> **EXERCISE PROMPT**
The whole listing is to be returned exactly.

_ _ _ _ _ _ _

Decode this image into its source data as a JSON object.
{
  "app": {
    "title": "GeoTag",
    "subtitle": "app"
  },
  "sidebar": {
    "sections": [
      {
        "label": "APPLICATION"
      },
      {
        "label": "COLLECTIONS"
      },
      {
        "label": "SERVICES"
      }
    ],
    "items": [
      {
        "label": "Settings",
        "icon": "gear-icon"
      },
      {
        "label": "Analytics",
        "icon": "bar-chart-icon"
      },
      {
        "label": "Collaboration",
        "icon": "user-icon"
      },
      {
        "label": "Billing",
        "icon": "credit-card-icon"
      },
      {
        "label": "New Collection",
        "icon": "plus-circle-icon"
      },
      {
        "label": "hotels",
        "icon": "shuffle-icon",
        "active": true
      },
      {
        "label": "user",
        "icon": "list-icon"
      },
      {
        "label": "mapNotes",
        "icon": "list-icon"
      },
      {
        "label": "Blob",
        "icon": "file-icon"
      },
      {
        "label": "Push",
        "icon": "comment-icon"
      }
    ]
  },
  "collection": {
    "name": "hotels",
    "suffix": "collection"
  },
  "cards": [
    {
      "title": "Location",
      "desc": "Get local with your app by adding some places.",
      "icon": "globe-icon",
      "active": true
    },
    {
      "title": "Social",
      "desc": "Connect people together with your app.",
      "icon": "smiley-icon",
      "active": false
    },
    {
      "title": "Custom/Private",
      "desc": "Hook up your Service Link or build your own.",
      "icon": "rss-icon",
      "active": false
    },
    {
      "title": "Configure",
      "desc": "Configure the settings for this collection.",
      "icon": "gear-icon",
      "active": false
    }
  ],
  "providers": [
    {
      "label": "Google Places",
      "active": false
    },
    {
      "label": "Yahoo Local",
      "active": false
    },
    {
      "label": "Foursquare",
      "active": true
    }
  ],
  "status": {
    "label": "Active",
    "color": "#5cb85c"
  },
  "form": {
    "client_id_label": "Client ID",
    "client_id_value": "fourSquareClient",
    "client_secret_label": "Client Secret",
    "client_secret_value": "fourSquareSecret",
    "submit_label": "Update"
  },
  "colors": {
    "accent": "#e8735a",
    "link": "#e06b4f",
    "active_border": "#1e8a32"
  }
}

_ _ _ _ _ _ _

> **TASK OUTPUT**
Decode this image into its source data as a JSON object.
{
  "app": {
    "title": "GeoTag",
    "subtitle": "app"
  },
  "sidebar": {
    "sections": [
      {
        "label": "APPLICATION"
      },
      {
        "label": "COLLECTIONS"
      },
      {
        "label": "SERVICES"
      }
    ],
    "items": [
      {
        "label": "Settings",
        "icon": "gear-icon"
      },
      {
        "label": "Analytics",
        "icon": "bar-chart-icon"
      },
      {
        "label": "Collaboration",
        "icon": "user-icon"
      },
      {
        "label": "Billing",
        "icon": "credit-card-icon"
      },
      {
        "label": "New Collection",
        "icon": "plus-circle-icon"
      },
      {
        "label": "hotels",
        "icon": "shuffle-icon",
        "active": true
      },
      {
        "label": "user",
        "icon": "list-icon"
      },
      {
        "label": "mapNotes",
        "icon": "list-icon"
      },
      {
        "label": "Blob",
        "icon": "file-icon"
      },
      {
        "label": "Push",
        "icon": "comment-icon"
      }
    ]
  },
  "collection": {
    "name": "hotels",
    "suffix": "collection"
  },
  "cards": [
    {
      "title": "Location",
      "desc": "Get local with your app by adding some places.",
      "icon": "globe-icon",
      "active": true
    },
    {
      "title": "Social",
      "desc": "Connect people together with your app.",
      "icon": "smiley-icon",
      "active": false
    },
    {
      "title": "Custom/Private",
      "desc": "Hook up your Service Link or build your own.",
      "icon": "rss-icon",
      "active": false
    },
    {
      "title": "Configure",
      "desc": "Configure the settings for this collection.",
      "icon": "gear-icon",
      "active": false
    }
  ],
  "providers": [
    {
      "label": "Google Places",
      "active": false
    },
    {
      "label": "Yahoo Local",
      "active": false
    },
    {
      "label": "Foursquare",
      "active": true
    }
  ],
  "status": {
    "label": "Active",
    "color": "#5cb85c"
  },
  "form": {
    "client_id_label": "Client ID",
    "client_id_value": "fourSquareClient",
    "client_secret_label": "Client Secret",
    "client_secret_value": "fourSquareSecret",
    "submit_label": "Update"
  },
  "colors": {
    "accent": "#e8735a",
    "link": "#e06b4f",
    "active_border": "#1e8a32"
  }
}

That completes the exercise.